Yet, when Landerholm received the sacraments of initiation on Aug. 6, his family was in attendance.
“There was some sensitivity from the family; they weren’t cheering him on, but over some time, they grew to support Andrew,” said Fr. Haines, who administered the sacraments. “There was a remarkable turnout at the ceremony from his hometown and the local Milwaukee community.”
Before the ceremony, Landerholm volunteered at the Riverwest Food Pantry to help take his mind off the occasion.
“It was a little scary; the ceremony was all I could think about that day,” said Landerholm. “I don’t like to be the center of attention and there is a lot of choreography involved with the sacraments.”
Pete Burds, director of college campus ministry for the archdiocese and Landerholm’s sponsor, remembers the congregation at the ceremony being very enthusiastic.
“It’s inspiring to see someone desiring to find truth in the church,” said Burds. “It’s humbling for somebody to see where the truth lies and walk with them on that journey.”
Landerholm chose to be baptized by full immersion.
“Before I was baptized, I used to joke that they better heat the pool so it isn’t cold,” he said.
“Baptism by immersion is a powerful scene for the witnesses,” said Fr. Haines. “Baptism is a very physical sacrament; the baptismal font is like a grave, as you are placed in it you have to gasp for air before you can experience the living waters.”

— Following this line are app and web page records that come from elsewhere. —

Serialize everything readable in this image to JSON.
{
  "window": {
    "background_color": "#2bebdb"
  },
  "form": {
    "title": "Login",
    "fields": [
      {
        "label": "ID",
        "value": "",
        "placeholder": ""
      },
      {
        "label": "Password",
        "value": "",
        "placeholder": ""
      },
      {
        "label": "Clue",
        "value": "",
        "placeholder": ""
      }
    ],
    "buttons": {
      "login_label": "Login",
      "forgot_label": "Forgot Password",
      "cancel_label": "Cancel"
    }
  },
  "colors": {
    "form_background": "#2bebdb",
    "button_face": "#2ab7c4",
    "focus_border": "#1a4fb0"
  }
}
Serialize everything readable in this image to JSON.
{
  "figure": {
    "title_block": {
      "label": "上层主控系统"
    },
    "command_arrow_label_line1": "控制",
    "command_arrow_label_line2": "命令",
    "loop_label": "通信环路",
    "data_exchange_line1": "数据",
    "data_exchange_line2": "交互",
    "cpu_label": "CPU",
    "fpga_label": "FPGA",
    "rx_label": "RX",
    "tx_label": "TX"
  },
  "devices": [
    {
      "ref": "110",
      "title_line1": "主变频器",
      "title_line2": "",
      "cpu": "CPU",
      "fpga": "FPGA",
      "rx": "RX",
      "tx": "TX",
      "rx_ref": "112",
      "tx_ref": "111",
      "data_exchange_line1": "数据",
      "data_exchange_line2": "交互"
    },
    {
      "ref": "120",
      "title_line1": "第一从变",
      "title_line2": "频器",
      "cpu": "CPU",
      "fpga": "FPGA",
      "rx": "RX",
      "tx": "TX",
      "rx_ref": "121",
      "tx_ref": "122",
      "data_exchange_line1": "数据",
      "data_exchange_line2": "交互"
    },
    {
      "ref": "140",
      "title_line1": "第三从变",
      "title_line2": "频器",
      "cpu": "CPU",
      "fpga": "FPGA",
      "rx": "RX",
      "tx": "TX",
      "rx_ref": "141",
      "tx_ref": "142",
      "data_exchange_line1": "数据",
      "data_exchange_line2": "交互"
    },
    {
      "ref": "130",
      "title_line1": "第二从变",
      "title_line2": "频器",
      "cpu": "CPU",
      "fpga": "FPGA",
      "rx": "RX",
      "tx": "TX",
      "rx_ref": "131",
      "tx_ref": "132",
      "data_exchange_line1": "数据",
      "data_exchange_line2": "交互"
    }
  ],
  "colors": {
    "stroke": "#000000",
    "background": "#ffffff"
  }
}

The priest encouraged all of the observers to gather around the baptismal font during the sacrament.
“The community could feel the electricity of the Holy Spirit,” said Fr. Haines. “Everyone was living vicariously through Andrew.”
As Landerholm received the three sacraments, he tried to embrace all of the moments.
“Three sacraments in one Mass is very quick,” said Landerholm. “I used the advice that a lot of people told me, ‘Treat this like a new start, not a culmination.’”
For his confirmation name, Landerholm chose Francis after St. Francis de Sales.
“The two main tenets of St. Francis de Sales which struck me were his patience and his zeal for preaching the Gospel,” said Landerholm. “I am challenged by his prayerful patience because I am quick to rush and assert myself. In his preaching, he converted 60,000 Calvinists back to the church. This makes me question myself, asking what have I done and what am I doing today to bring the truth to the lost? I just really seemed to identify with him, so the choice was easy.”
Fr. Haines remembers everyone being emotionally touched during the rite of initiation.
“Sacraments are individual and communal acts,” said Fr. Haines. “Not only did Andrew receive new life, he brought new life to the church.”